Alternatively, another option for landlords is to simply exercise their civil remedies with respect to a small claims case or lawsuit. Once the law’s protections expire, the Emergency Period Balance becomes a debt that can be pursued civilly. This goes for both current tenants and former tenants who have moved out. While landlords are allowed to withhold security deposits for unpaid debts and damages under the current COVID laws, those deposits rarely (if ever) cover the entirety of the rent arrears left behind.
Many landlords continue to carry large balances from tenants. Those same landlords were not afforded the protections, grace periods, or other benefits afforded to other individuals affected by COVID. That was unfortunate, and further eroded the relationships between landlords and their tenants that current laws seem to continually exacerbate. Landlords will have additional rights and options at their disposal in the coming months, and unless rent-assistance agencies begin writing checks for these unpaid balances, landlords should prepare to assert them.

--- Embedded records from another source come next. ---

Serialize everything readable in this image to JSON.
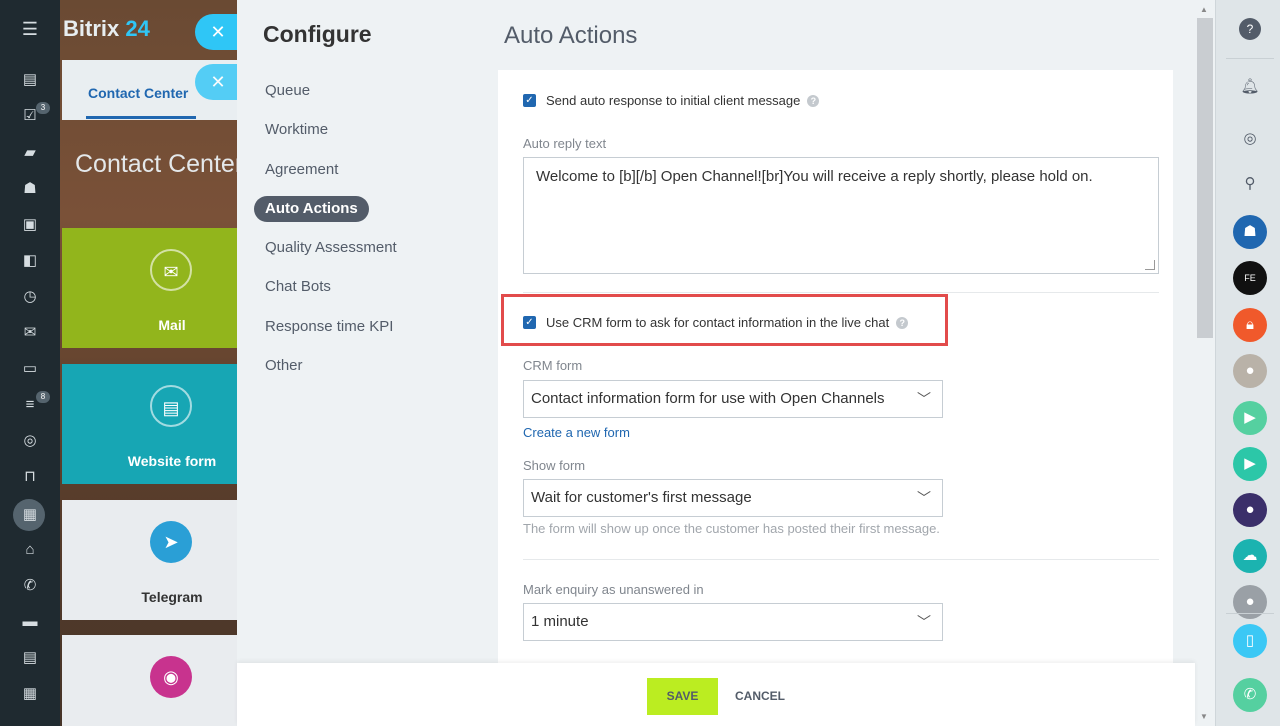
{
  "app": {
    "logo_text": "Bitrix",
    "logo_num": "24",
    "nav_badges": [
      "3",
      "8"
    ],
    "icons": {
      "menu": "hamburger-icon",
      "close": "close-icon"
    }
  },
  "background": {
    "tab_label": "Contact Center",
    "title": "Contact Center",
    "tiles": [
      {
        "label": "Mail",
        "icon": "mail-icon"
      },
      {
        "label": "Website form",
        "icon": "form-icon"
      },
      {
        "label": "Telegram",
        "icon": "telegram-icon"
      },
      {
        "label": "",
        "icon": "instagram-icon"
      }
    ]
  },
  "configure": {
    "title": "Configure",
    "items": [
      "Queue",
      "Worktime",
      "Agreement",
      "Auto Actions",
      "Quality Assessment",
      "Chat Bots",
      "Response time KPI",
      "Other"
    ],
    "active_index": 3
  },
  "page": {
    "title": "Auto Actions",
    "auto_response": {
      "label": "Send auto response to initial client message",
      "checked": true
    },
    "auto_reply_label": "Auto reply text",
    "auto_reply_text": "Welcome to [b][/b] Open Channel![br]You will receive a reply shortly, please hold on.",
    "crm": {
      "label": "Use CRM form to ask for contact information in the live chat",
      "checked": true
    },
    "crm_form_label": "CRM form",
    "crm_form_value": "Contact information form for use with Open Channels",
    "create_form_link": "Create a new form",
    "show_form_label": "Show form",
    "show_form_value": "Wait for customer's first message",
    "show_form_hint": "The form will show up once the customer has posted their first message.",
    "unanswered_label": "Mark enquiry as unanswered in",
    "unanswered_value": "1 minute"
  },
  "footer": {
    "save": "SAVE",
    "cancel": "CANCEL"
  },
  "colors": {
    "accent_blue": "#2067b0",
    "save_green": "#bbed21",
    "highlight_red": "#e24b4b",
    "bitrix_cyan": "#2fc6f6"
  }
}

Bradley S. Kraus is an attorney at Warren Allen LLP. His primary practice area is landlord/tenant law, but he also assists clients with various litigation matters, probate matters, real estate disputes, and family law matters. You can reach him at firstname.lastname@example.org or at 503-255-8795.